From the Paper:"The United States has been engaged in a "war on drugs" since the mid-1970s. The reported 59 percent decrease in illegal drug use has been achieved at a cost of an increase of 12,000 percent in the enforcement budget between 1973 and 1993. Attorney General Janet Reno has quoted federal officials as saying that in order for the interdiction of drugs entering the country to be effective, a total of 75 percent would have to be achieved. Since the amount officials claim has been interdicted is only 25 percent, even law enforcement policy makers admit that a successful interdiction program would be cost prohibitive."
Cite this Argumentative Essay:
The Case for Decriminalization of Drugs (2006, June 18) Retrieved August 13, 2020, from https://www.academon.com/argumentative-essay/the-case-for-decriminalization-of-drugs-66692/

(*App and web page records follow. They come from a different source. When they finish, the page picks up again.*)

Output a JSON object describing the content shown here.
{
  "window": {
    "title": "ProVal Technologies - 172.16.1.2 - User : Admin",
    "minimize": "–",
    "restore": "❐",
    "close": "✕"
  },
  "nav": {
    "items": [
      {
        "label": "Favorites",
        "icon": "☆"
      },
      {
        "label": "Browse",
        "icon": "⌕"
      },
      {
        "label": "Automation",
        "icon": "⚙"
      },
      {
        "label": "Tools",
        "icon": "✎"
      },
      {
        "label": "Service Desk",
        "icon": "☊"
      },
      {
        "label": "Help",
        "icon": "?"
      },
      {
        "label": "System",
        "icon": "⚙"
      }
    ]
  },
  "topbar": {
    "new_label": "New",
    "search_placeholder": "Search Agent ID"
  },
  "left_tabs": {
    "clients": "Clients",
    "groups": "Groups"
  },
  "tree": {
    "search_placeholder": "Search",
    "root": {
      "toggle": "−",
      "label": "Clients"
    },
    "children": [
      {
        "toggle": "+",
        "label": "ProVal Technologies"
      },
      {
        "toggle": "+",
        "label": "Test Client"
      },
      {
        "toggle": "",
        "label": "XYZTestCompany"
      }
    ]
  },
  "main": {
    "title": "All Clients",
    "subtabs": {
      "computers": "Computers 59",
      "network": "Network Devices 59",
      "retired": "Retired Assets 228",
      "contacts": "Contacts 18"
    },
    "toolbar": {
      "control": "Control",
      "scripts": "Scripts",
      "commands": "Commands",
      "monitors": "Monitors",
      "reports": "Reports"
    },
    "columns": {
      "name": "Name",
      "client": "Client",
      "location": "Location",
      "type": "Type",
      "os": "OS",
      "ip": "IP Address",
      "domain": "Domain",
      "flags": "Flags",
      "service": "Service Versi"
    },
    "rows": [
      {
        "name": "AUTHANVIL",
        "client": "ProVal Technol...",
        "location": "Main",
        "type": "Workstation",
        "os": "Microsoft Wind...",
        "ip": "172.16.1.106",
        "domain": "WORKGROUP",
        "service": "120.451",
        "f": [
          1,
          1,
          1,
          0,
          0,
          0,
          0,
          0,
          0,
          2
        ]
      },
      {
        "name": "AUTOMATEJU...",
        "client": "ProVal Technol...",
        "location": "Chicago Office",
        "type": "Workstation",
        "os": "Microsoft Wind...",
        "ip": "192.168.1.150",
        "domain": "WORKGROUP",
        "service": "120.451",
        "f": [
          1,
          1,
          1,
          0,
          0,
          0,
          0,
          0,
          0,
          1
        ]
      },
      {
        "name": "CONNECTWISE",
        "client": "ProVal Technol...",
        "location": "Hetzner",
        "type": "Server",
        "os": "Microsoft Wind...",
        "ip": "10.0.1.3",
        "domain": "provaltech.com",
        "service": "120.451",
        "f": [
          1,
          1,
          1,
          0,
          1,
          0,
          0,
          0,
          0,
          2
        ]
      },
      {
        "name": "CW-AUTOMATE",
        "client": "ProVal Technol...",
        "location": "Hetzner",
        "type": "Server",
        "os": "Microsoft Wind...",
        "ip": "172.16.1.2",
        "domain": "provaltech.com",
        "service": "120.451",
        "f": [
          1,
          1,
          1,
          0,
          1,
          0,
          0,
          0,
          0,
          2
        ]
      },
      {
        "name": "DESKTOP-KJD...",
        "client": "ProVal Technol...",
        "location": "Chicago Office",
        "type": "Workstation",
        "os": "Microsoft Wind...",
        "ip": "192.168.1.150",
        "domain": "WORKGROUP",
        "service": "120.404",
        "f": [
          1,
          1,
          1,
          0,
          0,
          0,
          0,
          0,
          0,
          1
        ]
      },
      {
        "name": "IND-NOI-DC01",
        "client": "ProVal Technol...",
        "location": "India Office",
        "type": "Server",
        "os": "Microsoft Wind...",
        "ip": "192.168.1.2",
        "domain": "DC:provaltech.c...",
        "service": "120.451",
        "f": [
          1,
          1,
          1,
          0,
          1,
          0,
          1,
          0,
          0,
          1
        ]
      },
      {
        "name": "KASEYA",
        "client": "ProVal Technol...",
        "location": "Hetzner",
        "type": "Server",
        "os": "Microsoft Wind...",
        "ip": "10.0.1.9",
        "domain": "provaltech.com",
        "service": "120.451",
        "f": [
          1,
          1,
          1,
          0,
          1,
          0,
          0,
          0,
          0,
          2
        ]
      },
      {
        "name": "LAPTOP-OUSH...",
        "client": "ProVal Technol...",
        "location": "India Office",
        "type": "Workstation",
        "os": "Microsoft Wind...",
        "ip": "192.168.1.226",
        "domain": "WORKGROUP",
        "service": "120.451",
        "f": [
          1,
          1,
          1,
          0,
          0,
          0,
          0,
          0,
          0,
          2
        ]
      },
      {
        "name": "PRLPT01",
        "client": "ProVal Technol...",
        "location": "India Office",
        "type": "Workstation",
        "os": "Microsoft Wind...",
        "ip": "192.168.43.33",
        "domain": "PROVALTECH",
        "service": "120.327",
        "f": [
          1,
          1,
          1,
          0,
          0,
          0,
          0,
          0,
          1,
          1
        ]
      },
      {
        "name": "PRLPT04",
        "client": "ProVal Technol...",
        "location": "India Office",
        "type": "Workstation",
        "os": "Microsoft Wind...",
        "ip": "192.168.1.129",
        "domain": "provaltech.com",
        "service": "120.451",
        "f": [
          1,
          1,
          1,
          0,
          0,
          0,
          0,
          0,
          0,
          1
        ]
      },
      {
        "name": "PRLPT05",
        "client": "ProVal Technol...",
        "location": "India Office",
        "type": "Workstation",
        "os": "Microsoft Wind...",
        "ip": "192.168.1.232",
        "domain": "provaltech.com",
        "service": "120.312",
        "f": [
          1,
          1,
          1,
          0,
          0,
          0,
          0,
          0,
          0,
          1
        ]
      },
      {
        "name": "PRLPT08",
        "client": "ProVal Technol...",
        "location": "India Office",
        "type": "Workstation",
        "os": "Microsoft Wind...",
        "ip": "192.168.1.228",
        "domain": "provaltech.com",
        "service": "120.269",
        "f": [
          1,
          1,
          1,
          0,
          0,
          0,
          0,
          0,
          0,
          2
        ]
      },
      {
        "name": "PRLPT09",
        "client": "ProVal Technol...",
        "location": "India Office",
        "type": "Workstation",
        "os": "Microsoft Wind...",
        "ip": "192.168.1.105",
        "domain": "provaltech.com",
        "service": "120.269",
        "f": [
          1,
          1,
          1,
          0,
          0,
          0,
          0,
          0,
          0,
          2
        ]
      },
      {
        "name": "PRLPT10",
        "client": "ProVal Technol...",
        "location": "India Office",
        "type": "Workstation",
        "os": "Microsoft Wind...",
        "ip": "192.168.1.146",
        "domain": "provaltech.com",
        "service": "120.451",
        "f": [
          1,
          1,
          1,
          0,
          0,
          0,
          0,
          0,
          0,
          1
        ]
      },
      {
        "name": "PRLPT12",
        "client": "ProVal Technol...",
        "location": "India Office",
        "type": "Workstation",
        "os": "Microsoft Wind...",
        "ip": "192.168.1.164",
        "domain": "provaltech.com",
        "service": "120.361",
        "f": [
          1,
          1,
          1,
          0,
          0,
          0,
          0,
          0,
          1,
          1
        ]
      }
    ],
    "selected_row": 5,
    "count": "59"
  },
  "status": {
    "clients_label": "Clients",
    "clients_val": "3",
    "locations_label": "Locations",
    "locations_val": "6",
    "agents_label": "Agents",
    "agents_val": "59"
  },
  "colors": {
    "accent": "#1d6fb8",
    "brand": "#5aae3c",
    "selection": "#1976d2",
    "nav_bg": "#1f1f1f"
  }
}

"The Case for Decriminalization of Drugs" 18 June 2006. Web. 13 August. 2020. <https://www.academon.com/argumentative-essay/the-case-for-decriminalization-of-drugs-66692/>